#### Problem details
Search the data for the string "image" and copy each line in which it appears.

(App and web page records)
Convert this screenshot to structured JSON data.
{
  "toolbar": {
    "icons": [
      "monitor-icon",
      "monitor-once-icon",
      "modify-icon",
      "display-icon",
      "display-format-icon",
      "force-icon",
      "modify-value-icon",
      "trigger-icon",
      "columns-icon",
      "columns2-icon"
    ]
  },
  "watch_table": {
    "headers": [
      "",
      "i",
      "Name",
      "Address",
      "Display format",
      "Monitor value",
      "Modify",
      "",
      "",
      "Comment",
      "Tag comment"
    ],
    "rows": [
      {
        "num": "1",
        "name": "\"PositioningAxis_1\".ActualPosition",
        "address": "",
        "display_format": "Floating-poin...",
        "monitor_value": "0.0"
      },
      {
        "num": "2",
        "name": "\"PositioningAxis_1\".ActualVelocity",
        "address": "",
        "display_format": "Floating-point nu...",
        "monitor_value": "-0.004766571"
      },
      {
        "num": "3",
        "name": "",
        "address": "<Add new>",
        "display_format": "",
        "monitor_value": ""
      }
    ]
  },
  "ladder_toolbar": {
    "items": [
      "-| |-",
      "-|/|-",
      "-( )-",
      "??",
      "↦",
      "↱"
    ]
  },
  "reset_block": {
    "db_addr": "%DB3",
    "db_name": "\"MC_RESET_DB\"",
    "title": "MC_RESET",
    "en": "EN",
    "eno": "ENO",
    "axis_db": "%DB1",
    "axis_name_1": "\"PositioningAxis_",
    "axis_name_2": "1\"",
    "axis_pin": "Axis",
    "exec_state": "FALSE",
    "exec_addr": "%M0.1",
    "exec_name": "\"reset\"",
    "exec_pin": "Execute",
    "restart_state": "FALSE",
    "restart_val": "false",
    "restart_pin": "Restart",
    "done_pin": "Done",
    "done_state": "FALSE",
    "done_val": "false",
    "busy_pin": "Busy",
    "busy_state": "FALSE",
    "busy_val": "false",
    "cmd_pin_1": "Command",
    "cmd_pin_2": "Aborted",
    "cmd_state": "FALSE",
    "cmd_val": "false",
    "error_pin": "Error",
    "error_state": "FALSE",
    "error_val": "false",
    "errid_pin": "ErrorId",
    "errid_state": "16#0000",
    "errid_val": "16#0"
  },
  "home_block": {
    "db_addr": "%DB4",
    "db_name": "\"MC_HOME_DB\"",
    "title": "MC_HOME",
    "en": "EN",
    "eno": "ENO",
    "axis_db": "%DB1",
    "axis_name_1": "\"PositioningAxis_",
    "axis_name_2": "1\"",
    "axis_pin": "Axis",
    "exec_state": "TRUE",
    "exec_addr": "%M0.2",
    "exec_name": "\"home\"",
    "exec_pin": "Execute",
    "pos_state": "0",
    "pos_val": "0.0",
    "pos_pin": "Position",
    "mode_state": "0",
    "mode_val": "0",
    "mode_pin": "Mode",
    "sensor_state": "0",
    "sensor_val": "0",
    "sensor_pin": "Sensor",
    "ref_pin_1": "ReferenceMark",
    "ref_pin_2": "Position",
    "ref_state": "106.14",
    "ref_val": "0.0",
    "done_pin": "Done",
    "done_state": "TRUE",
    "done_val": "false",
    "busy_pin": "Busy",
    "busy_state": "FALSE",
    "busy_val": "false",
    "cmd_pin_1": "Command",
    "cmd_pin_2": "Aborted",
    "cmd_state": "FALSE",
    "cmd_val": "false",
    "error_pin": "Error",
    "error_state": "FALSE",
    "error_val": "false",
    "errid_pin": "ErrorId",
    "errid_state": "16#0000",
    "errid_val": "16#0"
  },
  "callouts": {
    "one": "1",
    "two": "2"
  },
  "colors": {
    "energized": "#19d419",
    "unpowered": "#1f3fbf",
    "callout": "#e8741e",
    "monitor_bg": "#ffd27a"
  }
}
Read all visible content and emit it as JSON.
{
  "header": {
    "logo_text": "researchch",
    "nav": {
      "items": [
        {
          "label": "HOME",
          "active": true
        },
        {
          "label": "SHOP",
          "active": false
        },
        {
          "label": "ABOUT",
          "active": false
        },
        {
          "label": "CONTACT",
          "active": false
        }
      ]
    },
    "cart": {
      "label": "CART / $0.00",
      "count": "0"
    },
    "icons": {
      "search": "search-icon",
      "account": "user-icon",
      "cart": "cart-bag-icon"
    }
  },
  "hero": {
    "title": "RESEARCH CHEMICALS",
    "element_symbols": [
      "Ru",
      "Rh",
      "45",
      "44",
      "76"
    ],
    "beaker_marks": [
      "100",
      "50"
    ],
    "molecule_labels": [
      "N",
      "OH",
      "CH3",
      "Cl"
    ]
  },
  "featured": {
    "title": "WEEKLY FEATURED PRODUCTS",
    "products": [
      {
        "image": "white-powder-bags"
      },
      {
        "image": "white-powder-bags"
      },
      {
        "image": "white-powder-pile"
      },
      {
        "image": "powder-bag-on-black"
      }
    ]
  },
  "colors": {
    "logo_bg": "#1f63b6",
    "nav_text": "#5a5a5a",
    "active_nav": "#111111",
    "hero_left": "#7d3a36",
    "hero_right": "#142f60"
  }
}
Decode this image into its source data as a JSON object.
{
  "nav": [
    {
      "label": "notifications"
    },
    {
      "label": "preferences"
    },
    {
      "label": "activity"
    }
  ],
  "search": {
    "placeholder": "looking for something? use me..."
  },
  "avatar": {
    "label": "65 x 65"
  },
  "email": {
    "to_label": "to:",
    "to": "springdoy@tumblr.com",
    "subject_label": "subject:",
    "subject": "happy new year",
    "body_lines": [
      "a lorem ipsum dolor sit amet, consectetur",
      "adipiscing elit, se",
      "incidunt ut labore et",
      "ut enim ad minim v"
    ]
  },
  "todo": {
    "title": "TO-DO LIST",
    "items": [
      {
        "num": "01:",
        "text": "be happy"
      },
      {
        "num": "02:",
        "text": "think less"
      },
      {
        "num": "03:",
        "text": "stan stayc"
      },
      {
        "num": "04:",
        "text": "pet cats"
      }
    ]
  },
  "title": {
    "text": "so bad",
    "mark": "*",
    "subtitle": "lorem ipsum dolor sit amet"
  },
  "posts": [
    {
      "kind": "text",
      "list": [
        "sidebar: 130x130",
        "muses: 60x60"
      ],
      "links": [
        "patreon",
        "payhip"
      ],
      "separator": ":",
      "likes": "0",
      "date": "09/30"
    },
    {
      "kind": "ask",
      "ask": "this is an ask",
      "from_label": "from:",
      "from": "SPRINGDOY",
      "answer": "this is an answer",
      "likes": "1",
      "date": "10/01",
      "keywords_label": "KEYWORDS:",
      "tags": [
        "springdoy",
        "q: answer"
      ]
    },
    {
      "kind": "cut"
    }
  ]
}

#### Result of this exercise
        "image": "white-powder-bags"
        "image": "white-powder-bags"
        "image": "white-powder-pile"
        "image": "powder-bag-on-black"
Decode this image into its source data as a JSON object.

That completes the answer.